━━━ DATA SHOWN

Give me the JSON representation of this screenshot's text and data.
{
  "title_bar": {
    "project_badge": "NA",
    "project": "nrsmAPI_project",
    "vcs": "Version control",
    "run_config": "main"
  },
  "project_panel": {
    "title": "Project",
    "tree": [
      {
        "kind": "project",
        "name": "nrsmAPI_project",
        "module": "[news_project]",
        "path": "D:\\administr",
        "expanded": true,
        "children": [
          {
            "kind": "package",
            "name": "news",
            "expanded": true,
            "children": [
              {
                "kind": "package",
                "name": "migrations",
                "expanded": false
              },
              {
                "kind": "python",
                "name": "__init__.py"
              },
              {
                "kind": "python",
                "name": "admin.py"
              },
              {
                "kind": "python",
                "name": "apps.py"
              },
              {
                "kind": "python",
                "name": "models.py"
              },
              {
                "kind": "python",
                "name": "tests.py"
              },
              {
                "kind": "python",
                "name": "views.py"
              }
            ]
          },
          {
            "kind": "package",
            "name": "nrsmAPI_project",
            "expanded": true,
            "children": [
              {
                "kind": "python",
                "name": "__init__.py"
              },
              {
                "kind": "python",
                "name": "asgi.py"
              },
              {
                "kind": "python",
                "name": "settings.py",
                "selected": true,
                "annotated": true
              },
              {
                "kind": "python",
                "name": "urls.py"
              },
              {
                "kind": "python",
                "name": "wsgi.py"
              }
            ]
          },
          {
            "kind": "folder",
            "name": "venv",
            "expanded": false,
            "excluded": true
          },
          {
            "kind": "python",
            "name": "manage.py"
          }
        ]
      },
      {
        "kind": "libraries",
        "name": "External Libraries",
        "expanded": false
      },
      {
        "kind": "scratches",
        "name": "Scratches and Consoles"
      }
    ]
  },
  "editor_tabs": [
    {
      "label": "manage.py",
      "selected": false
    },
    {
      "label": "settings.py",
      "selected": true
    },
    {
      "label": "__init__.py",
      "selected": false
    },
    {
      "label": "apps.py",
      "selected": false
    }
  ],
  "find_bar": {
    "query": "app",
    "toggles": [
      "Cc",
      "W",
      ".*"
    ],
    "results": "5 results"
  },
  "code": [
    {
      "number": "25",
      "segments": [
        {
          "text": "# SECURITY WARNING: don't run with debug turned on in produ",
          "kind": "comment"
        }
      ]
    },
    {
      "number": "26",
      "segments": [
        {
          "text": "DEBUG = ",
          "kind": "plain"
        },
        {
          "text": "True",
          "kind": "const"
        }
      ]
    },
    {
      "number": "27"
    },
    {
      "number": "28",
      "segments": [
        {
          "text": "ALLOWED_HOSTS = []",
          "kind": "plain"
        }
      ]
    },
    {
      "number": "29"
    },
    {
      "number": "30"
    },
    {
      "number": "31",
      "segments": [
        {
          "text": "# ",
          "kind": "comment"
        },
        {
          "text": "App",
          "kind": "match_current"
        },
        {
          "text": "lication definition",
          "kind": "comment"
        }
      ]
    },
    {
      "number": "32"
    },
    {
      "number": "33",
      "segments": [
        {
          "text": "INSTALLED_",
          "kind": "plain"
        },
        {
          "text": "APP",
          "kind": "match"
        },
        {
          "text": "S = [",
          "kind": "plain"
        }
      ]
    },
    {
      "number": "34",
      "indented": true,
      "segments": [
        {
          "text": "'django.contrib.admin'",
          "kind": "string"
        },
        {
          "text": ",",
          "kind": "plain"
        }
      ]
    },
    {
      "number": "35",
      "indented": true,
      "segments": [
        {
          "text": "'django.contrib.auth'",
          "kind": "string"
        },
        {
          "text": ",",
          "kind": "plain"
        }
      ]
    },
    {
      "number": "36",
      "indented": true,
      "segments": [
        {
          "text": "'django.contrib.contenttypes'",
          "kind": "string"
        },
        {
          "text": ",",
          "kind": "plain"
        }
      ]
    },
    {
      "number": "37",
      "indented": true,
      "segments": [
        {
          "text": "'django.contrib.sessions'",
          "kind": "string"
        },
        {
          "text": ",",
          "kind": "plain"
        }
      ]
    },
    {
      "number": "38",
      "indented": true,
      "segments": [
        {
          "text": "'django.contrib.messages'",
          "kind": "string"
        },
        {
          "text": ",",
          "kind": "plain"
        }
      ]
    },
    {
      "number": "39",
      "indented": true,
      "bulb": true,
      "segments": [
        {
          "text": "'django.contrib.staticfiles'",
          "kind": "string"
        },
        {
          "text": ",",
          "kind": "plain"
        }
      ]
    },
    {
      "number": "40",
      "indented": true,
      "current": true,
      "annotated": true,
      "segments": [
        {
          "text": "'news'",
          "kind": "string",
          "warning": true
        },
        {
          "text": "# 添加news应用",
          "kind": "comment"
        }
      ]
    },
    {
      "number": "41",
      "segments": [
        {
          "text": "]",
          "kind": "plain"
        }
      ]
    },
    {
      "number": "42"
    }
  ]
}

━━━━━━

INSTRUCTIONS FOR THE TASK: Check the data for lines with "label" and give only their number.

OUTPUT OF THE EXERCISE: 4